An emerging strategy to help incorporate automation into early PD is the use of systems that support integration of separate unit operations, while retaining the flexibility needed to bridge the translational gap.
In cell and gene therapy, many of the manual operations involve moving fluid from one place to another using traditional laboratory methods such as pipetting or syringes. While adequate for early development and small-scale manufacturing, these techniques carry inherent limitations (for example, process variability, lack of records and control, etc.) for translation to cGMP practices.
The motivation for such a solution should be to provide a platform with the capability to run multiple processing operations using a single base instrument. Sexton Biotechnologies is striving to address these needs with their expanding portfolio of enabling technologies. Here, they introduce the newly launched Signata CT-5™, which allows for cost-effective, early implementation of semiautomated processes with control and electronic records, while maintaining a high degree of flexibility that supports users in research, development, or commercial stage manufacturing.

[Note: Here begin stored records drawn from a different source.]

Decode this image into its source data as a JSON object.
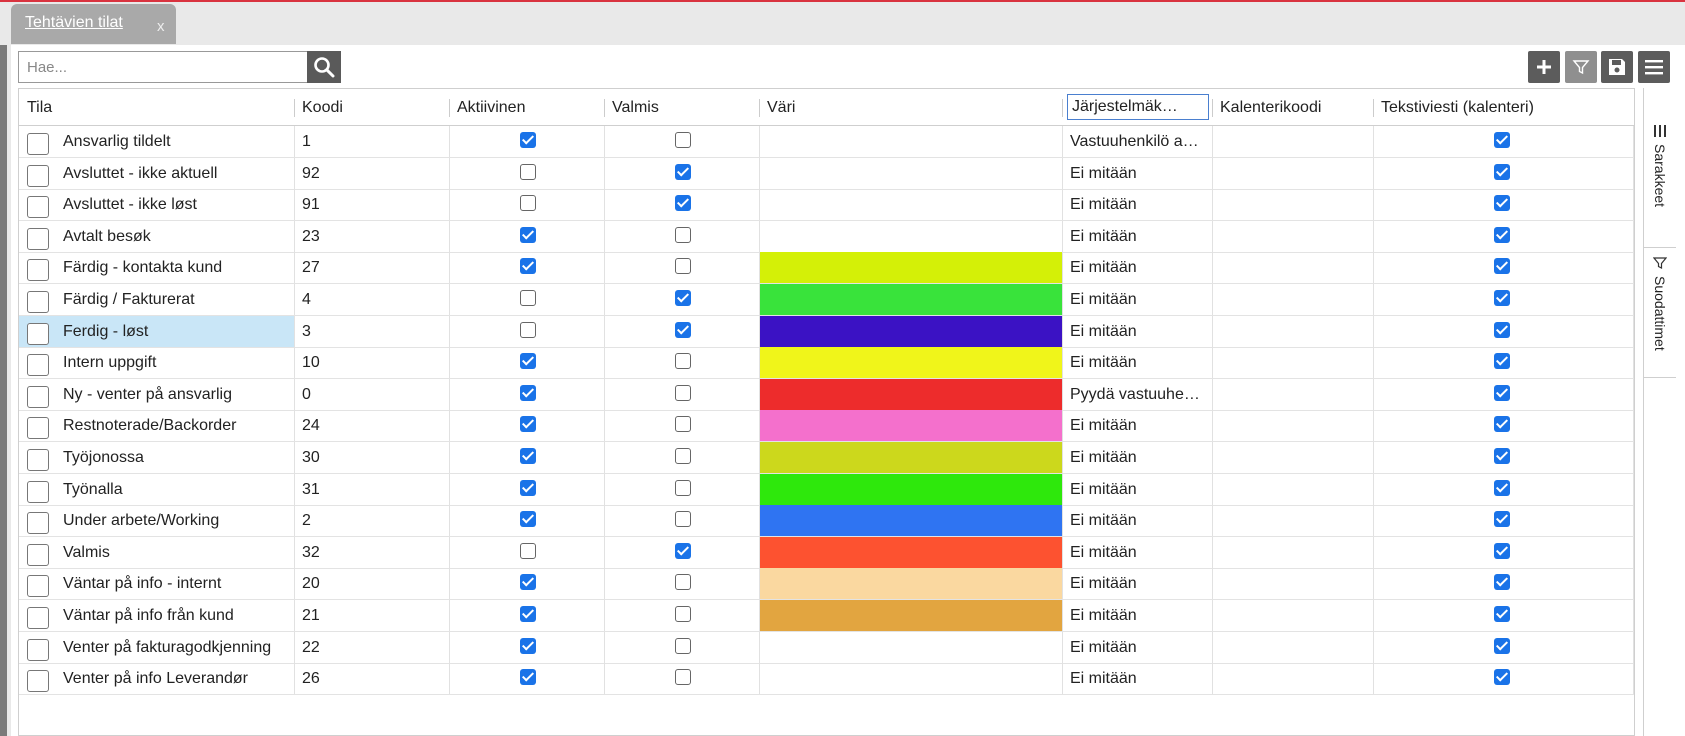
{
  "tab": {
    "title": "Tehtävien tilat",
    "close": "x"
  },
  "search": {
    "placeholder": "Hae...",
    "value": ""
  },
  "toolbar": {
    "icons": [
      "plus-icon",
      "filter-icon",
      "save-icon",
      "menu-icon"
    ]
  },
  "columns": {
    "tila": "Tila",
    "koodi": "Koodi",
    "aktiivinen": "Aktiivinen",
    "valmis": "Valmis",
    "vari": "Väri",
    "jarjestelma": "Järjestelmäk…",
    "kalenterikoodi": "Kalenterikoodi",
    "tekstiviesti": "Tekstiviesti (kalenteri)"
  },
  "side_tabs": {
    "columns": "Sarakkeet",
    "filters": "Suodattimet"
  },
  "rows": [
    {
      "tila": "Ansvarlig tildelt",
      "koodi": "1",
      "aktiivinen": true,
      "valmis": false,
      "color": "",
      "jarjestelma": "Vastuuhenkilö a…",
      "kalenterikoodi": "",
      "tekstiviesti": true
    },
    {
      "tila": "Avsluttet - ikke aktuell",
      "koodi": "92",
      "aktiivinen": false,
      "valmis": true,
      "color": "",
      "jarjestelma": "Ei mitään",
      "kalenterikoodi": "",
      "tekstiviesti": true
    },
    {
      "tila": "Avsluttet - ikke løst",
      "koodi": "91",
      "aktiivinen": false,
      "valmis": true,
      "color": "",
      "jarjestelma": "Ei mitään",
      "kalenterikoodi": "",
      "tekstiviesti": true
    },
    {
      "tila": "Avtalt besøk",
      "koodi": "23",
      "aktiivinen": true,
      "valmis": false,
      "color": "",
      "jarjestelma": "Ei mitään",
      "kalenterikoodi": "",
      "tekstiviesti": true
    },
    {
      "tila": "Färdig - kontakta kund",
      "koodi": "27",
      "aktiivinen": true,
      "valmis": false,
      "color": "#d4f007",
      "jarjestelma": "Ei mitään",
      "kalenterikoodi": "",
      "tekstiviesti": true
    },
    {
      "tila": "Färdig / Fakturerat",
      "koodi": "4",
      "aktiivinen": false,
      "valmis": true,
      "color": "#39e33b",
      "jarjestelma": "Ei mitään",
      "kalenterikoodi": "",
      "tekstiviesti": true
    },
    {
      "tila": "Ferdig - løst",
      "koodi": "3",
      "aktiivinen": false,
      "valmis": true,
      "color": "#3b12c4",
      "jarjestelma": "Ei mitään",
      "kalenterikoodi": "",
      "tekstiviesti": true,
      "selected": true
    },
    {
      "tila": "Intern uppgift",
      "koodi": "10",
      "aktiivinen": true,
      "valmis": false,
      "color": "#f0f51a",
      "jarjestelma": "Ei mitään",
      "kalenterikoodi": "",
      "tekstiviesti": true
    },
    {
      "tila": "Ny - venter på ansvarlig",
      "koodi": "0",
      "aktiivinen": true,
      "valmis": false,
      "color": "#ed2c2c",
      "jarjestelma": "Pyydä vastuuhe…",
      "kalenterikoodi": "",
      "tekstiviesti": true
    },
    {
      "tila": "Restnoterade/Backorder",
      "koodi": "24",
      "aktiivinen": true,
      "valmis": false,
      "color": "#f470cc",
      "jarjestelma": "Ei mitään",
      "kalenterikoodi": "",
      "tekstiviesti": true
    },
    {
      "tila": "Työjonossa",
      "koodi": "30",
      "aktiivinen": true,
      "valmis": false,
      "color": "#ccd81c",
      "jarjestelma": "Ei mitään",
      "kalenterikoodi": "",
      "tekstiviesti": true
    },
    {
      "tila": "Työnalla",
      "koodi": "31",
      "aktiivinen": true,
      "valmis": false,
      "color": "#2ee80c",
      "jarjestelma": "Ei mitään",
      "kalenterikoodi": "",
      "tekstiviesti": true
    },
    {
      "tila": "Under arbete/Working",
      "koodi": "2",
      "aktiivinen": true,
      "valmis": false,
      "color": "#2f74f2",
      "jarjestelma": "Ei mitään",
      "kalenterikoodi": "",
      "tekstiviesti": true
    },
    {
      "tila": "Valmis",
      "koodi": "32",
      "aktiivinen": false,
      "valmis": true,
      "color": "#fd5230",
      "jarjestelma": "Ei mitään",
      "kalenterikoodi": "",
      "tekstiviesti": true
    },
    {
      "tila": "Väntar på info - internt",
      "koodi": "20",
      "aktiivinen": true,
      "valmis": false,
      "color": "#fad8a0",
      "jarjestelma": "Ei mitään",
      "kalenterikoodi": "",
      "tekstiviesti": true
    },
    {
      "tila": "Väntar på info från kund",
      "koodi": "21",
      "aktiivinen": true,
      "valmis": false,
      "color": "#e2a540",
      "jarjestelma": "Ei mitään",
      "kalenterikoodi": "",
      "tekstiviesti": true
    },
    {
      "tila": "Venter på fakturagodkjenning",
      "koodi": "22",
      "aktiivinen": true,
      "valmis": false,
      "color": "",
      "jarjestelma": "Ei mitään",
      "kalenterikoodi": "",
      "tekstiviesti": true
    },
    {
      "tila": "Venter på info Leverandør",
      "koodi": "26",
      "aktiivinen": true,
      "valmis": false,
      "color": "",
      "jarjestelma": "Ei mitään",
      "kalenterikoodi": "",
      "tekstiviesti": true
    }
  ]
}
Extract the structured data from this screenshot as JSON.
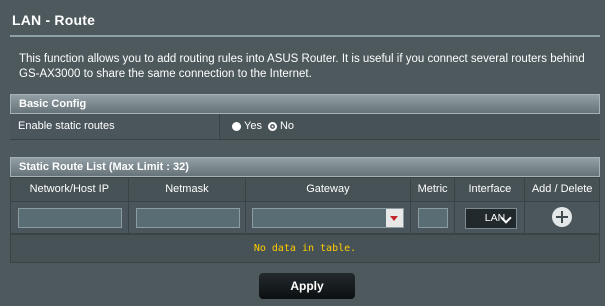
{
  "page": {
    "title": "LAN - Route",
    "description": "This function allows you to add routing rules into ASUS Router. It is useful if you connect several routers behind GS-AX3000 to share the same connection to the Internet."
  },
  "basic_config": {
    "header": "Basic Config",
    "enable_static_routes": {
      "label": "Enable static routes",
      "options": [
        "Yes",
        "No"
      ],
      "selected": "No"
    }
  },
  "route_list": {
    "header": "Static Route List (Max Limit : 32)",
    "columns": [
      "Network/Host IP",
      "Netmask",
      "Gateway",
      "Metric",
      "Interface",
      "Add / Delete"
    ],
    "inputs": {
      "network_ip": "",
      "netmask": "",
      "gateway": "",
      "metric": "",
      "interface": "LAN"
    },
    "empty_message": "No data in table."
  },
  "actions": {
    "apply_label": "Apply"
  },
  "icons": {
    "add": "plus-circle-icon",
    "gateway_dropdown": "triangle-down-icon",
    "interface_dropdown": "chevron-down-icon"
  },
  "colors": {
    "background": "#4d595d",
    "empty_message": "#ffcc00",
    "dropdown_arrow": "#c0262b"
  }
}
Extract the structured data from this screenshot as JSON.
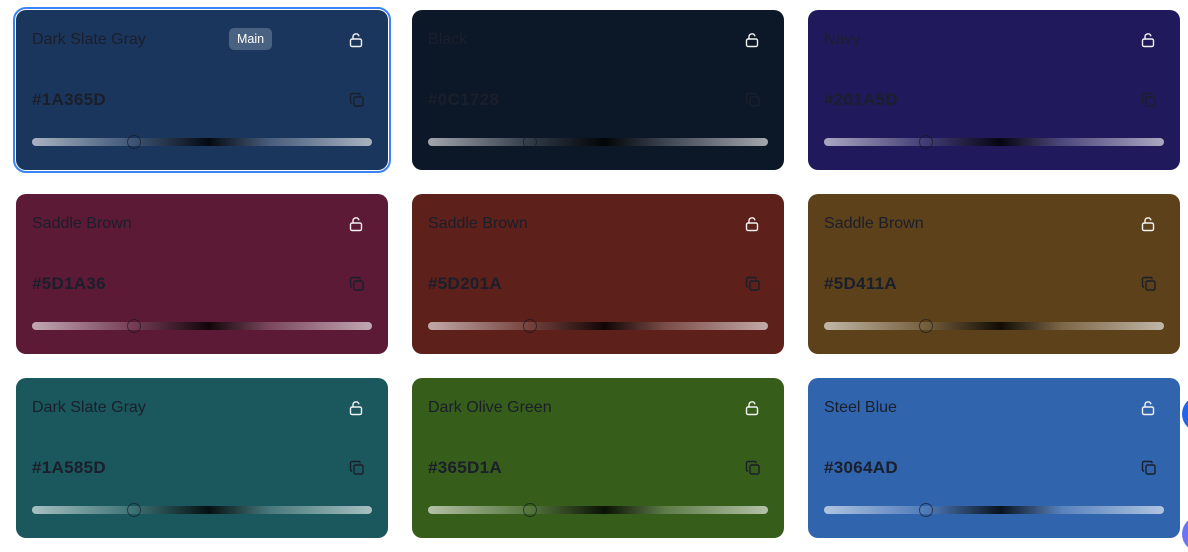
{
  "cards": [
    {
      "name": "Dark Slate Gray",
      "hex": "#1A365D",
      "bg": "#1a365d",
      "selected": true,
      "badge": "Main",
      "slider_value": 0.3
    },
    {
      "name": "Black",
      "hex": "#0C1728",
      "bg": "#0c1728",
      "selected": false,
      "badge": "",
      "slider_value": 0.3
    },
    {
      "name": "Navy",
      "hex": "#201A5D",
      "bg": "#201a5d",
      "selected": false,
      "badge": "",
      "slider_value": 0.3
    },
    {
      "name": "Saddle Brown",
      "hex": "#5D1A36",
      "bg": "#5d1a36",
      "selected": false,
      "badge": "",
      "slider_value": 0.3
    },
    {
      "name": "Saddle Brown",
      "hex": "#5D201A",
      "bg": "#5d201a",
      "selected": false,
      "badge": "",
      "slider_value": 0.3
    },
    {
      "name": "Saddle Brown",
      "hex": "#5D411A",
      "bg": "#5d411a",
      "selected": false,
      "badge": "",
      "slider_value": 0.3
    },
    {
      "name": "Dark Slate Gray",
      "hex": "#1A585D",
      "bg": "#1a585d",
      "selected": false,
      "badge": "",
      "slider_value": 0.3
    },
    {
      "name": "Dark Olive Green",
      "hex": "#365D1A",
      "bg": "#365d1a",
      "selected": false,
      "badge": "",
      "slider_value": 0.3
    },
    {
      "name": "Steel Blue",
      "hex": "#3064AD",
      "bg": "#3064ad",
      "selected": false,
      "badge": "",
      "slider_value": 0.3
    }
  ],
  "icons": {
    "lock": "unlock-icon",
    "copy": "copy-icon"
  },
  "colors": {
    "selection_outline": "#3b82f6",
    "text_dark": "#1a1f2b",
    "fab": "#4a6cf0"
  }
}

Related issues will then be discussed by a multi-stakeholder panel.
Attendees will learn: